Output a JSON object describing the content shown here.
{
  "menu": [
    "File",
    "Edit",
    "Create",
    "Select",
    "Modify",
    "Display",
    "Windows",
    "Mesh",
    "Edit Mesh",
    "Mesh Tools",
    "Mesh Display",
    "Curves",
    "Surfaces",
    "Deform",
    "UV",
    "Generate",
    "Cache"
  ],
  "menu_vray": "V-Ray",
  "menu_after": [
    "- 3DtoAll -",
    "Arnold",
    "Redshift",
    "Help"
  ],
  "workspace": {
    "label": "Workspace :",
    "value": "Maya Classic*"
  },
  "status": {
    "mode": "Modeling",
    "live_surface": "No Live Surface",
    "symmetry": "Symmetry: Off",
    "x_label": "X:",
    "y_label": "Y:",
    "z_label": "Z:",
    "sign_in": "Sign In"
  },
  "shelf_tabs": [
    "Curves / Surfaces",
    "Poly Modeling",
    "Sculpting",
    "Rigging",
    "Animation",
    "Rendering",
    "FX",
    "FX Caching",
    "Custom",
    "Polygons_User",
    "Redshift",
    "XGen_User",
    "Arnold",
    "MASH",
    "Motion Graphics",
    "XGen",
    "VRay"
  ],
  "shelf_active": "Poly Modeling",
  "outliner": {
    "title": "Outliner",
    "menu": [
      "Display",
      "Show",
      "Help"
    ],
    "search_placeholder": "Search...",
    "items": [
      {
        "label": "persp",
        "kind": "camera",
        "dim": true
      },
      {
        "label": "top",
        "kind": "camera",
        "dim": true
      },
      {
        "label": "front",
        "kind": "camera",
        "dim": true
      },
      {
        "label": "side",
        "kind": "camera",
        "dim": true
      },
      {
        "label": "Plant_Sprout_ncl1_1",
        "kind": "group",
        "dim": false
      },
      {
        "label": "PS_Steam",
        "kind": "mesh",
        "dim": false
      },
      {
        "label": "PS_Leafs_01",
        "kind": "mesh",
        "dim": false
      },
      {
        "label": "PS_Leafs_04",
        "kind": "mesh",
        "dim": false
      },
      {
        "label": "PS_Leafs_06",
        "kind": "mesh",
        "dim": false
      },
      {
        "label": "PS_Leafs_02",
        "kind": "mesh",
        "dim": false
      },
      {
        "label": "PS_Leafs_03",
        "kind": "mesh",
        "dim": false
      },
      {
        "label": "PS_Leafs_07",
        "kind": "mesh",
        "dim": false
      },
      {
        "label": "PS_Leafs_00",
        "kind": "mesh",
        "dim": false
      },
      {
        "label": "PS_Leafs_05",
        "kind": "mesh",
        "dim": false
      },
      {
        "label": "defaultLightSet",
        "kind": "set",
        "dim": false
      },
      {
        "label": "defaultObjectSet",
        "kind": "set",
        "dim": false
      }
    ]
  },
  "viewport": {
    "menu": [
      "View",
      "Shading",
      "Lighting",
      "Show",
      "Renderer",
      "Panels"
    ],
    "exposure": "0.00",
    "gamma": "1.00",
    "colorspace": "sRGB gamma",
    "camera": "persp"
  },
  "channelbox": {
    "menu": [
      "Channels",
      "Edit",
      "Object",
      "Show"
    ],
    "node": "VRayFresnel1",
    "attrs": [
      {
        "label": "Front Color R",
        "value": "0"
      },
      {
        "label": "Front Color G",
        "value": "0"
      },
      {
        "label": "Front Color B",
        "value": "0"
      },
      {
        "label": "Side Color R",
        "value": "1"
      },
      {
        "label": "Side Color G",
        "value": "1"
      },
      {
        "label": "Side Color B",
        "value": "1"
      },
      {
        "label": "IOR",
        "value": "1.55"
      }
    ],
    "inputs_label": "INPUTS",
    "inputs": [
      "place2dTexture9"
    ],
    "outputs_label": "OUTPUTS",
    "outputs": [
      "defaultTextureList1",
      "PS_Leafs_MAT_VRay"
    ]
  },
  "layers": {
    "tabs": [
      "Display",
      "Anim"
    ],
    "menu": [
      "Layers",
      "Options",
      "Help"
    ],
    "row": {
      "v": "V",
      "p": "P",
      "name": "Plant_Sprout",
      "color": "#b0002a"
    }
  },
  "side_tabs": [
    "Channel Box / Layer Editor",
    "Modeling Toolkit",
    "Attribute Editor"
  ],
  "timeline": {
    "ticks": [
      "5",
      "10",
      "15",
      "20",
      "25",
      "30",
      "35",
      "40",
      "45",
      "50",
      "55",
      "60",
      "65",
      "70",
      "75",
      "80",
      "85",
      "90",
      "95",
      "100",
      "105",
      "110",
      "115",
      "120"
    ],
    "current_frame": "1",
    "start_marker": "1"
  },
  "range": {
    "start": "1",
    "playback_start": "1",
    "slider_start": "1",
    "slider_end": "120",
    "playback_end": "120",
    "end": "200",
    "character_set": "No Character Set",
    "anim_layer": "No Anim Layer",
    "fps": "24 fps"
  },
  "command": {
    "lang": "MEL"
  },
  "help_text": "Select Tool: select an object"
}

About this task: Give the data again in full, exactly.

Answer area:
Output a JSON object describing the content shown here.
{
  "menu": [
    "File",
    "Edit",
    "Create",
    "Select",
    "Modify",
    "Display",
    "Windows",
    "Mesh",
    "Edit Mesh",
    "Mesh Tools",
    "Mesh Display",
    "Curves",
    "Surfaces",
    "Deform",
    "UV",
    "Generate",
    "Cache"
  ],
  "menu_vray": "V-Ray",
  "menu_after": [
    "- 3DtoAll -",
    "Arnold",
    "Redshift",
    "Help"
  ],
  "workspace": {
    "label": "Workspace :",
    "value": "Maya Classic*"
  },
  "status": {
    "mode": "Modeling",
    "live_surface": "No Live Surface",
    "symmetry": "Symmetry: Off",
    "x_label": "X:",
    "y_label": "Y:",
    "z_label": "Z:",
    "sign_in": "Sign In"
  },
  "shelf_tabs": [
    "Curves / Surfaces",
    "Poly Modeling",
    "Sculpting",
    "Rigging",
    "Animation",
    "Rendering",
    "FX",
    "FX Caching",
    "Custom",
    "Polygons_User",
    "Redshift",
    "XGen_User",
    "Arnold",
    "MASH",
    "Motion Graphics",
    "XGen",
    "VRay"
  ],
  "shelf_active": "Poly Modeling",
  "outliner": {
    "title": "Outliner",
    "menu": [
      "Display",
      "Show",
      "Help"
    ],
    "search_placeholder": "Search...",
    "items": [
      {
        "label": "persp",
        "kind": "camera",
        "dim": true
      },
      {
        "label": "top",
        "kind": "camera",
        "dim": true
      },
      {
        "label": "front",
        "kind": "camera",
        "dim": true
      },
      {
        "label": "side",
        "kind": "camera",
        "dim": true
      },
      {
        "label": "Plant_Sprout_ncl1_1",
        "kind": "group",
        "dim": false
      },
      {
        "label": "PS_Steam",
        "kind": "mesh",
        "dim": false
      },
      {
        "label": "PS_Leafs_01",
        "kind": "mesh",
        "dim": false
      },
      {
        "label": "PS_Leafs_04",
        "kind": "mesh",
        "dim": false
      },
      {
        "label": "PS_Leafs_06",
        "kind": "mesh",
        "dim": false
      },
      {
        "label": "PS_Leafs_02",
        "kind": "mesh",
        "dim": false
      },
      {
        "label": "PS_Leafs_03",
        "kind": "mesh",
        "dim": false
      },
      {
        "label": "PS_Leafs_07",
        "kind": "mesh",
        "dim": false
      },
      {
        "label": "PS_Leafs_00",
        "kind": "mesh",
        "dim": false
      },
      {
        "label": "PS_Leafs_05",
        "kind": "mesh",
        "dim": false
      },
      {
        "label": "defaultLightSet",
        "kind": "set",
        "dim": false
      },
      {
        "label": "defaultObjectSet",
        "kind": "set",
        "dim": false
      }
    ]
  },
  "viewport": {
    "menu": [
      "View",
      "Shading",
      "Lighting",
      "Show",
      "Renderer",
      "Panels"
    ],
    "exposure": "0.00",
    "gamma": "1.00",
    "colorspace": "sRGB gamma",
    "camera": "persp"
  },
  "channelbox": {
    "menu": [
      "Channels",
      "Edit",
      "Object",
      "Show"
    ],
    "node": "VRayFresnel1",
    "attrs": [
      {
        "label": "Front Color R",
        "value": "0"
      },
      {
        "label": "Front Color G",
        "value": "0"
      },
      {
        "label": "Front Color B",
        "value": "0"
      },
      {
        "label": "Side Color R",
        "value": "1"
      },
      {
        "label": "Side Color G",
        "value": "1"
      },
      {
        "label": "Side Color B",
        "value": "1"
      },
      {
        "label": "IOR",
        "value": "1.55"
      }
    ],
    "inputs_label": "INPUTS",
    "inputs": [
      "place2dTexture9"
    ],
    "outputs_label": "OUTPUTS",
    "outputs": [
      "defaultTextureList1",
      "PS_Leafs_MAT_VRay"
    ]
  },
  "layers": {
    "tabs": [
      "Display",
      "Anim"
    ],
    "menu": [
      "Layers",
      "Options",
      "Help"
    ],
    "row": {
      "v": "V",
      "p": "P",
      "name": "Plant_Sprout",
      "color": "#b0002a"
    }
  },
  "side_tabs": [
    "Channel Box / Layer Editor",
    "Modeling Toolkit",
    "Attribute Editor"
  ],
  "timeline": {
    "ticks": [
      "5",
      "10",
      "15",
      "20",
      "25",
      "30",
      "35",
      "40",
      "45",
      "50",
      "55",
      "60",
      "65",
      "70",
      "75",
      "80",
      "85",
      "90",
      "95",
      "100",
      "105",
      "110",
      "115",
      "120"
    ],
    "current_frame": "1",
    "start_marker": "1"
  },
  "range": {
    "start": "1",
    "playback_start": "1",
    "slider_start": "1",
    "slider_end": "120",
    "playback_end": "120",
    "end": "200",
    "character_set": "No Character Set",
    "anim_layer": "No Anim Layer",
    "fps": "24 fps"
  },
  "command": {
    "lang": "MEL"
  },
  "help_text": "Select Tool: select an object"
}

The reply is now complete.